#### TO DO
Down to the last line, reproduce the records exactly.

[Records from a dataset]
· · · · ·

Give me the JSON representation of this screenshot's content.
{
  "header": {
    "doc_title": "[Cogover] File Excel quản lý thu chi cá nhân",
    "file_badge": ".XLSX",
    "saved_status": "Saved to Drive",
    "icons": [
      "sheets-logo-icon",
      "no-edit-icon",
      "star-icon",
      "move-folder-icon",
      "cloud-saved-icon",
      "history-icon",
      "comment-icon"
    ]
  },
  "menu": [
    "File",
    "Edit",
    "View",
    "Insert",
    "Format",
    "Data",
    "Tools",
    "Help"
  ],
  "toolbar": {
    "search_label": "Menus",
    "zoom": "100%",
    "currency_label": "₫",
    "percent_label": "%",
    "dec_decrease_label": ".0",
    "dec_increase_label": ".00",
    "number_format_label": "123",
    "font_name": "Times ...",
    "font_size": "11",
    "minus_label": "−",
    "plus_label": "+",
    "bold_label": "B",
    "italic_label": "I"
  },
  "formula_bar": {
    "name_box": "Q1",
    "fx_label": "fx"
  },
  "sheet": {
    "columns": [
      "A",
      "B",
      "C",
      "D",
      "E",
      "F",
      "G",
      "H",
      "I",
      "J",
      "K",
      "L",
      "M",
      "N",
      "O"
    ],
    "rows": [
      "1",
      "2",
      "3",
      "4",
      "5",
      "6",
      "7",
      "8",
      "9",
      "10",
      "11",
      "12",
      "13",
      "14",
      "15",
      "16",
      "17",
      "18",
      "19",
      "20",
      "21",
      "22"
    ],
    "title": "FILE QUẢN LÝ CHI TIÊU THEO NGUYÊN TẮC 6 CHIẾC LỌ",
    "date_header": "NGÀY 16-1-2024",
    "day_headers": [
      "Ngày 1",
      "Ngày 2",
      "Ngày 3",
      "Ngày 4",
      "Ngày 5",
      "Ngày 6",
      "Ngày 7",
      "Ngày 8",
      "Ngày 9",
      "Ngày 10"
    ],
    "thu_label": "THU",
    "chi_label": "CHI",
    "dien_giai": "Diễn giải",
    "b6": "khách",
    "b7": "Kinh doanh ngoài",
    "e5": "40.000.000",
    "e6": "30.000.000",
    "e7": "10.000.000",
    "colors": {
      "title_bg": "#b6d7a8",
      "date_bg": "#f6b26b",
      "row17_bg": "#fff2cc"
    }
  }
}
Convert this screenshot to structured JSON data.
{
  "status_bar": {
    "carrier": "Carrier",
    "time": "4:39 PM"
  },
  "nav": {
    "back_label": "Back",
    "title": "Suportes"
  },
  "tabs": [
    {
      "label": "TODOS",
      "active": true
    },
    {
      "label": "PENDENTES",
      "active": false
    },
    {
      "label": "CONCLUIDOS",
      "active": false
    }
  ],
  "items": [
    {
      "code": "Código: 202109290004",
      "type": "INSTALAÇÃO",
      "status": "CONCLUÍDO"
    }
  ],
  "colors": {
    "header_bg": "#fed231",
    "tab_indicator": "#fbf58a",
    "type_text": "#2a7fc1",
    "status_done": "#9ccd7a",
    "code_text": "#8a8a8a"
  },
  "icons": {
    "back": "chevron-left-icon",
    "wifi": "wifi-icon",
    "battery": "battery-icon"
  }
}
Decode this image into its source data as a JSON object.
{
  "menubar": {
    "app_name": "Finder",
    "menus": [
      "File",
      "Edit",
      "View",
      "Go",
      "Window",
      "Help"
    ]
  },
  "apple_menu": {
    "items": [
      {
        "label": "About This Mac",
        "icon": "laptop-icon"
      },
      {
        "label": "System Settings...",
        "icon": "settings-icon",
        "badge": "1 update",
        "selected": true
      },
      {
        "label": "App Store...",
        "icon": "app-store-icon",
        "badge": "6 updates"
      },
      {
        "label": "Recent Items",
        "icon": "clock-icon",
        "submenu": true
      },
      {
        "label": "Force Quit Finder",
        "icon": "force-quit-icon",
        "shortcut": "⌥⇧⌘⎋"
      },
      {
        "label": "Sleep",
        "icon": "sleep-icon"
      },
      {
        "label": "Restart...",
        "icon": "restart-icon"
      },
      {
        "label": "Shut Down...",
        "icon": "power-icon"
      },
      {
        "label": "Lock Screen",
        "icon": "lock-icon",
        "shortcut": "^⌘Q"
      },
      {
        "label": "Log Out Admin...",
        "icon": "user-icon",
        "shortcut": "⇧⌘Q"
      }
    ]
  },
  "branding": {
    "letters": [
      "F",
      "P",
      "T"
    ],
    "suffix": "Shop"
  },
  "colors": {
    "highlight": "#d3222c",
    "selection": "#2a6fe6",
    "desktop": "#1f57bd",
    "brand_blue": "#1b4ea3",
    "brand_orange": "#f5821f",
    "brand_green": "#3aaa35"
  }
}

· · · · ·

#### FINISHED EXERCISE
Give me the JSON representation of this screenshot's content.
{
  "header": {
    "doc_title": "[Cogover] File Excel quản lý thu chi cá nhân",
    "file_badge": ".XLSX",
    "saved_status": "Saved to Drive",
    "icons": [
      "sheets-logo-icon",
      "no-edit-icon",
      "star-icon",
      "move-folder-icon",
      "cloud-saved-icon",
      "history-icon",
      "comment-icon"
    ]
  },
  "menu": [
    "File",
    "Edit",
    "View",
    "Insert",
    "Format",
    "Data",
    "Tools",
    "Help"
  ],
  "toolbar": {
    "search_label": "Menus",
    "zoom": "100%",
    "currency_label": "₫",
    "percent_label": "%",
    "dec_decrease_label": ".0",
    "dec_increase_label": ".00",
    "number_format_label": "123",
    "font_name": "Times ...",
    "font_size": "11",
    "minus_label": "−",
    "plus_label": "+",
    "bold_label": "B",
    "italic_label": "I"
  },
  "formula_bar": {
    "name_box": "Q1",
    "fx_label": "fx"
  },
  "sheet": {
    "columns": [
      "A",
      "B",
      "C",
      "D",
      "E",
      "F",
      "G",
      "H",
      "I",
      "J",
      "K",
      "L",
      "M",
      "N",
      "O"
    ],
    "rows": [
      "1",
      "2",
      "3",
      "4",
      "5",
      "6",
      "7",
      "8",
      "9",
      "10",
      "11",
      "12",
      "13",
      "14",
      "15",
      "16",
      "17",
      "18",
      "19",
      "20",
      "21",
      "22"
    ],
    "title": "FILE QUẢN LÝ CHI TIÊU THEO NGUYÊN TẮC 6 CHIẾC LỌ",
    "date_header": "NGÀY 16-1-2024",
    "day_headers": [
      "Ngày 1",
      "Ngày 2",
      "Ngày 3",
      "Ngày 4",
      "Ngày 5",
      "Ngày 6",
      "Ngày 7",
      "Ngày 8",
      "Ngày 9",
      "Ngày 10"
    ],
    "thu_label": "THU",
    "chi_label": "CHI",
    "dien_giai": "Diễn giải",
    "b6": "khách",
    "b7": "Kinh doanh ngoài",
    "e5": "40.000.000",
    "e6": "30.000.000",
    "e7": "10.000.000",
    "colors": {
      "title_bg": "#b6d7a8",
      "date_bg": "#f6b26b",
      "row17_bg": "#fff2cc"
    }
  }
}
Convert this screenshot to structured JSON data.
{
  "status_bar": {
    "carrier": "Carrier",
    "time": "4:39 PM"
  },
  "nav": {
    "back_label": "Back",
    "title": "Suportes"
  },
  "tabs": [
    {
      "label": "TODOS",
      "active": true
    },
    {
      "label": "PENDENTES",
      "active": false
    },
    {
      "label": "CONCLUIDOS",
      "active": false
    }
  ],
  "items": [
    {
      "code": "Código: 202109290004",
      "type": "INSTALAÇÃO",
      "status": "CONCLUÍDO"
    }
  ],
  "colors": {
    "header_bg": "#fed231",
    "tab_indicator": "#fbf58a",
    "type_text": "#2a7fc1",
    "status_done": "#9ccd7a",
    "code_text": "#8a8a8a"
  },
  "icons": {
    "back": "chevron-left-icon",
    "wifi": "wifi-icon",
    "battery": "battery-icon"
  }
}
Decode this image into its source data as a JSON object.
{
  "menubar": {
    "app_name": "Finder",
    "menus": [
      "File",
      "Edit",
      "View",
      "Go",
      "Window",
      "Help"
    ]
  },
  "apple_menu": {
    "items": [
      {
        "label": "About This Mac",
        "icon": "laptop-icon"
      },
      {
        "label": "System Settings...",
        "icon": "settings-icon",
        "badge": "1 update",
        "selected": true
      },
      {
        "label": "App Store...",
        "icon": "app-store-icon",
        "badge": "6 updates"
      },
      {
        "label": "Recent Items",
        "icon": "clock-icon",
        "submenu": true
      },
      {
        "label": "Force Quit Finder",
        "icon": "force-quit-icon",
        "shortcut": "⌥⇧⌘⎋"
      },
      {
        "label": "Sleep",
        "icon": "sleep-icon"
      },
      {
        "label": "Restart...",
        "icon": "restart-icon"
      },
      {
        "label": "Shut Down...",
        "icon": "power-icon"
      },
      {
        "label": "Lock Screen",
        "icon": "lock-icon",
        "shortcut": "^⌘Q"
      },
      {
        "label": "Log Out Admin...",
        "icon": "user-icon",
        "shortcut": "⇧⌘Q"
      }
    ]
  },
  "branding": {
    "letters": [
      "F",
      "P",
      "T"
    ],
    "suffix": "Shop"
  },
  "colors": {
    "highlight": "#d3222c",
    "selection": "#2a6fe6",
    "desktop": "#1f57bd",
    "brand_blue": "#1b4ea3",
    "brand_orange": "#f5821f",
    "brand_green": "#3aaa35"
  }
}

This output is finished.